Recently, we decided to re-engineer this legacy solution and run it on a big data platform. We transformed all ETL processes into in-database ETL processing nodes. A complex and specific SQL query, implementing all necessary conversions, joins, and aggregations, was built and executed on Hadoop clusters. The (smaller) resulting data set was then pulled back into the analytics platform to build the time series prediction model. The execution of this re-engineered ETL process now takes less than half an hour and allows for more frequent model re-trainings.

Photo of Rosaria Silipo

Rosaria Silipo

KNIME.com AG

Rosaria Silipo (LinkedIn) is not only an expert in data mining, machine learning, reporting, and data warehousing, she has become a recognized expert on the KNIME data mining engine, on which she has published three books: KNIME Beginner’s Luck, The KNIME Cookbook, and The KNIME Booklet for SAS Users.

Previously Dr. Silipo worked as a freelance data analyst for many companies throughout Europe.

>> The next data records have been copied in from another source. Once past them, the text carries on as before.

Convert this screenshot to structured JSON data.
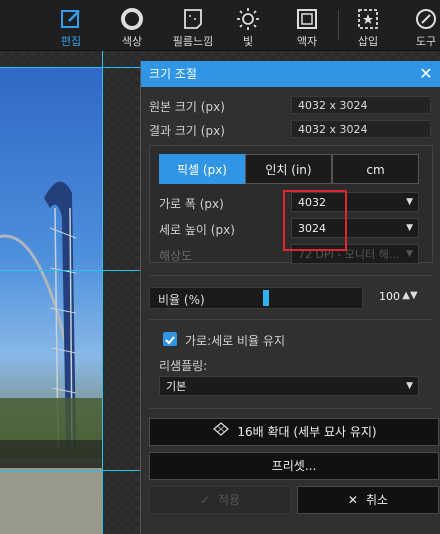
{
  "toolbar": {
    "items": [
      {
        "label": "편집",
        "icon": "edit-icon",
        "active": true
      },
      {
        "label": "색상",
        "icon": "color-circle-icon"
      },
      {
        "label": "필름느낌",
        "icon": "film-icon"
      },
      {
        "label": "빛",
        "icon": "sun-icon"
      },
      {
        "label": "액자",
        "icon": "frame-icon"
      },
      {
        "label": "삽입",
        "icon": "insert-star-icon"
      },
      {
        "label": "도구",
        "icon": "tools-icon"
      }
    ]
  },
  "dialog": {
    "title": "크기 조절",
    "original_size_label": "원본 크기 (px)",
    "original_size_value": "4032 x 3024",
    "result_size_label": "결과 크기 (px)",
    "result_size_value": "4032 x 3024",
    "units": [
      "픽셀 (px)",
      "인치 (in)",
      "cm"
    ],
    "active_unit": "픽셀 (px)",
    "width_label": "가로 폭 (px)",
    "width_value": "4032",
    "height_label": "세로 높이 (px)",
    "height_value": "3024",
    "resolution_label": "해상도",
    "resolution_value": "72 DPI - 모니터 해...",
    "ratio_label": "비율 (%)",
    "ratio_value": "100",
    "ratio_percent": 100,
    "keep_ratio_label": "가로:세로 비율 유지",
    "keep_ratio_checked": true,
    "resampling_label": "리샘플링:",
    "resampling_value": "기본",
    "upscale_button": "16배 확대 (세부 묘사 유지)",
    "preset_button": "프리셋...",
    "apply_button": "적용",
    "cancel_button": "취소"
  },
  "colors": {
    "accent": "#2f95e4",
    "highlight": "#e0262b",
    "slider": "#2fb0f0"
  }
}
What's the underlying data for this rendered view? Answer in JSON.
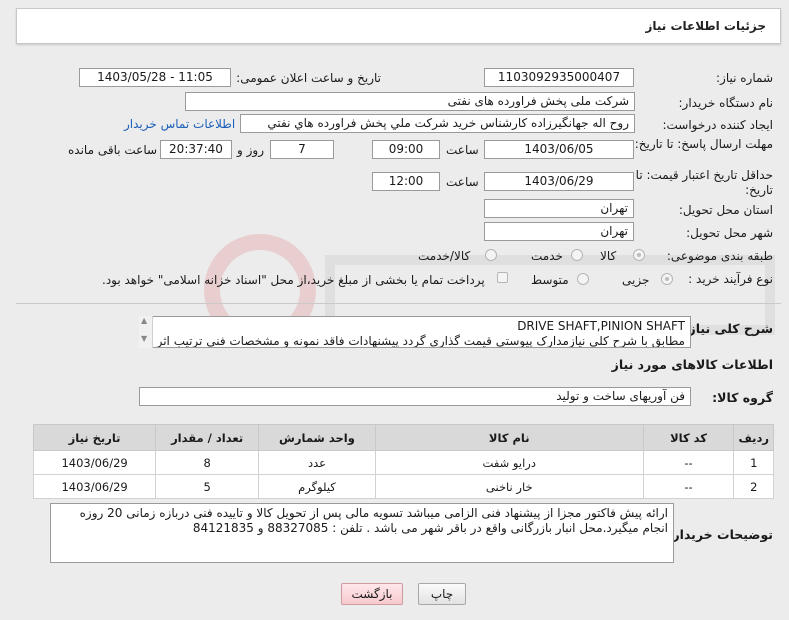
{
  "header": {
    "title": "جزئیات اطلاعات نیاز"
  },
  "fields": {
    "need_number_label": "شماره نیاز:",
    "need_number": "1103092935000407",
    "announce_label": "تاریخ و ساعت اعلان عمومی:",
    "announce_value": "1403/05/28 - 11:05",
    "buyer_org_label": "نام دستگاه خریدار:",
    "buyer_org": "شرکت ملی پخش فراورده های نفتی",
    "requester_label": "ایجاد کننده درخواست:",
    "requester": "روح اله جهانگیرزاده کارشناس خرید شرکت ملي پخش فراورده هاي نفتي",
    "contact_link": "اطلاعات تماس خریدار",
    "reply_deadline_label": "مهلت ارسال پاسخ: تا تاریخ:",
    "reply_date": "1403/06/05",
    "time_label": "ساعت",
    "reply_time": "09:00",
    "days_value": "7",
    "days_label": "روز و",
    "remaining_time": "20:37:40",
    "remaining_label": "ساعت باقی مانده",
    "price_validity_label": "حداقل تاریخ اعتبار قیمت: تا تاریخ:",
    "price_date": "1403/06/29",
    "price_time": "12:00",
    "province_label": "استان محل تحویل:",
    "province": "تهران",
    "city_label": "شهر محل تحویل:",
    "city": "تهران",
    "category_label": "طبقه بندی موضوعی:",
    "category_goods": "کالا",
    "category_service": "خدمت",
    "category_goods_service": "کالا/خدمت",
    "process_label": "نوع فرآیند خرید :",
    "process_minor": "جزیی",
    "process_medium": "متوسط",
    "payment_note": "پرداخت تمام یا بخشی از مبلغ خرید،از محل \"اسناد خزانه اسلامی\" خواهد بود."
  },
  "summary": {
    "label": "شرح کلی نیاز:",
    "line1": "DRIVE SHAFT,PINION SHAFT",
    "line2": "مطابق با شرح کلی نیازمدارک پیوستی قیمت گذاری گردد پیشنهادات فاقد نمونه و مشخصات فنی ترتیب اثر"
  },
  "goods_info": {
    "title": "اطلاعات کالاهای مورد نیاز",
    "group_label": "گروه کالا:",
    "group_value": "فن آوریهای ساخت و تولید"
  },
  "table": {
    "headers": [
      "ردیف",
      "کد کالا",
      "نام کالا",
      "واحد شمارش",
      "تعداد / مقدار",
      "تاریخ نیاز"
    ],
    "rows": [
      [
        "1",
        "--",
        "درایو شفت",
        "عدد",
        "8",
        "1403/06/29"
      ],
      [
        "2",
        "--",
        "خار ناخنی",
        "کیلوگرم",
        "5",
        "1403/06/29"
      ]
    ]
  },
  "buyer_notes": {
    "label": "توضیحات خریدار:",
    "text": "ارائه پیش فاکتور مجزا از پیشنهاد فنی الزامی میباشد تسویه مالی پس از تحویل کالا و تاییده فنی دربازه زمانی 20 روزه انجام میگیرد.محل انبار بازرگانی واقع در باقر شهر می باشد . تلفن : 88327085 و 84121835"
  },
  "buttons": {
    "print": "چاپ",
    "back": "بازگشت"
  },
  "colors": {
    "link": "#1b5fb8",
    "back_button": "#f7c9ce",
    "table_header": "#d9d9d9"
  }
}
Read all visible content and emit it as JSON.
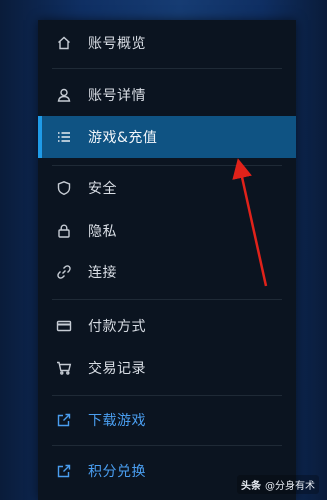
{
  "menu": {
    "items": [
      {
        "label": "账号概览",
        "icon": "home-icon"
      },
      {
        "label": "账号详情",
        "icon": "user-icon"
      },
      {
        "label": "游戏&充值",
        "icon": "list-icon"
      },
      {
        "label": "安全",
        "icon": "shield-icon"
      },
      {
        "label": "隐私",
        "icon": "lock-icon"
      },
      {
        "label": "连接",
        "icon": "link-icon"
      },
      {
        "label": "付款方式",
        "icon": "credit-card-icon"
      },
      {
        "label": "交易记录",
        "icon": "cart-icon"
      },
      {
        "label": "下载游戏",
        "icon": "external-link-icon"
      },
      {
        "label": "积分兑换",
        "icon": "external-link-icon"
      }
    ],
    "active_index": 2
  },
  "colors": {
    "panel_bg": "#0b1420",
    "active_bg": "#0f5383",
    "active_accent": "#1f9be8",
    "link": "#4a9ef0",
    "annotation_arrow": "#e0221a"
  },
  "watermark": {
    "brand": "头条",
    "account": "@分身有术"
  }
}
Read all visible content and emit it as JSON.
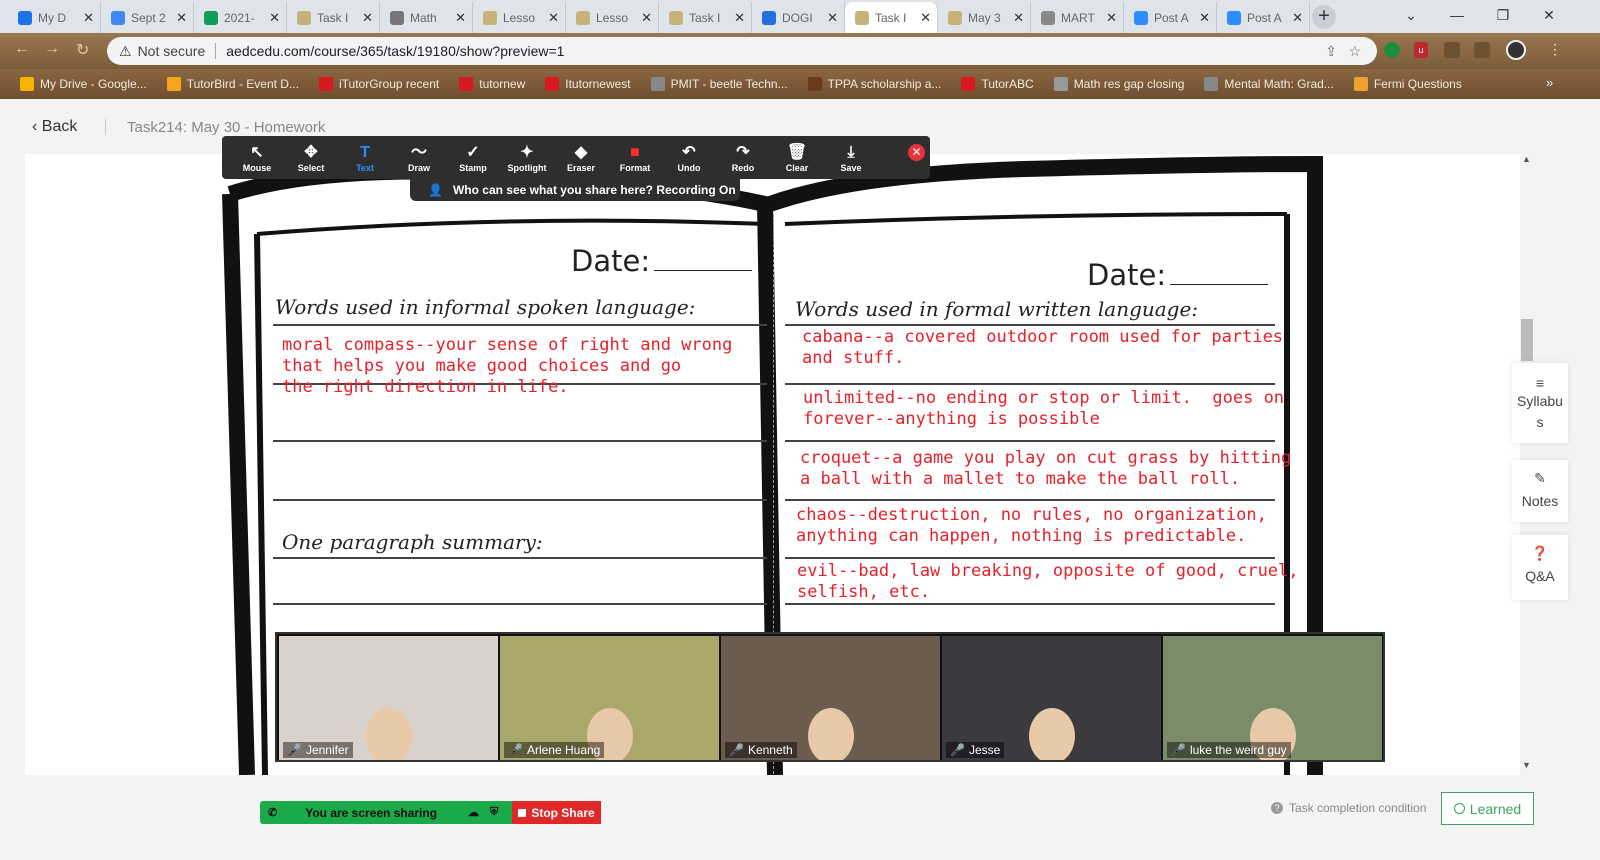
{
  "browser": {
    "tabs": [
      {
        "label": "My D",
        "color": "#1a73e8"
      },
      {
        "label": "Sept 2",
        "color": "#4285f4"
      },
      {
        "label": "2021-",
        "color": "#0f9d58"
      },
      {
        "label": "Task I",
        "color": "#c7b27a"
      },
      {
        "label": "Math",
        "color": "#777"
      },
      {
        "label": "Lesso",
        "color": "#c7b27a"
      },
      {
        "label": "Lesso",
        "color": "#c7b27a"
      },
      {
        "label": "Task I",
        "color": "#c7b27a"
      },
      {
        "label": "DOGI",
        "color": "#1f6fe0"
      },
      {
        "label": "Task I",
        "color": "#c7b27a"
      },
      {
        "label": "May 3",
        "color": "#c7b27a"
      },
      {
        "label": "MART",
        "color": "#888"
      },
      {
        "label": "Post A",
        "color": "#2d8cff"
      },
      {
        "label": "Post A",
        "color": "#2d8cff"
      }
    ],
    "active_tab": 9,
    "new_tab": "+",
    "not_secure": "Not secure",
    "url": "aedcedu.com/course/365/task/19180/show?preview=1",
    "bookmarks": [
      {
        "label": "My Drive - Google...",
        "color": "#f4b400"
      },
      {
        "label": "TutorBird - Event D...",
        "color": "#f7a41d"
      },
      {
        "label": "iTutorGroup recent",
        "color": "#d71920"
      },
      {
        "label": "tutornew",
        "color": "#d71920"
      },
      {
        "label": "Itutornewest",
        "color": "#d71920"
      },
      {
        "label": "PMIT - beetle Techn...",
        "color": "#888"
      },
      {
        "label": "TPPA scholarship a...",
        "color": "#6b3b1e"
      },
      {
        "label": "TutorABC",
        "color": "#d71920"
      },
      {
        "label": "Math res gap closing",
        "color": "#999"
      },
      {
        "label": "Mental Math: Grad...",
        "color": "#888"
      },
      {
        "label": "Fermi Questions",
        "color": "#f0a030"
      }
    ]
  },
  "page": {
    "back": "Back",
    "task_title": "Task214:  May 30 - Homework"
  },
  "zoom": {
    "tools": [
      {
        "icon": "↖",
        "label": "Mouse",
        "name": "mouse-tool"
      },
      {
        "icon": "✥",
        "label": "Select",
        "name": "select-tool"
      },
      {
        "icon": "T",
        "label": "Text",
        "name": "text-tool"
      },
      {
        "icon": "〜",
        "label": "Draw",
        "name": "draw-tool"
      },
      {
        "icon": "✓",
        "label": "Stamp",
        "name": "stamp-tool"
      },
      {
        "icon": "✦",
        "label": "Spotlight",
        "name": "spotlight-tool"
      },
      {
        "icon": "◆",
        "label": "Eraser",
        "name": "eraser-tool"
      },
      {
        "icon": "■",
        "label": "Format",
        "name": "format-tool"
      },
      {
        "icon": "↶",
        "label": "Undo",
        "name": "undo-tool"
      },
      {
        "icon": "↷",
        "label": "Redo",
        "name": "redo-tool"
      },
      {
        "icon": "🗑",
        "label": "Clear",
        "name": "clear-tool"
      },
      {
        "icon": "⤓",
        "label": "Save",
        "name": "save-tool"
      }
    ],
    "selected_tool": "Text",
    "format_color": "#ff2a2a",
    "recording": "Who can see what you share here? Recording On"
  },
  "worksheet": {
    "date_label": "Date:",
    "left_heading": "Words used in informal spoken language:",
    "right_heading": "Words used in formal written language:",
    "summary_heading": "One paragraph summary:",
    "left_entries": [
      "moral compass--your sense of right and wrong\nthat helps you make good choices and go\nthe right direction in life."
    ],
    "right_entries": [
      "cabana--a covered outdoor room used for parties\nand stuff.",
      "unlimited--no ending or stop or limit.  goes on\nforever--anything is possible",
      "croquet--a game you play on cut grass by hitting\na ball with a mallet to make the ball roll.",
      "chaos--destruction, no rules, no organization,\nanything can happen, nothing is predictable.",
      "evil--bad, law breaking, opposite of good, cruel,\nselfish, etc."
    ],
    "annotation_color": "#e8202a"
  },
  "participants": [
    {
      "name": "Jennifer",
      "bg": "#d9d2cc"
    },
    {
      "name": "Arlene Huang",
      "bg": "#a9a86a"
    },
    {
      "name": "Kenneth",
      "bg": "#6b5c4e"
    },
    {
      "name": "Jesse",
      "bg": "#3c3a3e"
    },
    {
      "name": "luke the weird guy",
      "bg": "#7a8c6a"
    }
  ],
  "side_panel": {
    "syllabus": "Syllabu\ns",
    "notes": "Notes",
    "qa": "Q&A"
  },
  "bottom": {
    "sharing": "You are screen sharing",
    "stop_share": "Stop Share",
    "completion": "Task completion condition",
    "learned": "Learned"
  }
}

She has also led the SAS development group at Viseca (Z├╝rich), implemented the speech-to-text and text-to-speech interfaces in C# at Spoken Translation (Berkeley, California), and developed a number of speech recognition engines in different languages at Nuance Communications (Menlo Park, California). Dr. Silipo gained her doctorate in biomedical engineering in 1996 from the University of Florence, Italy.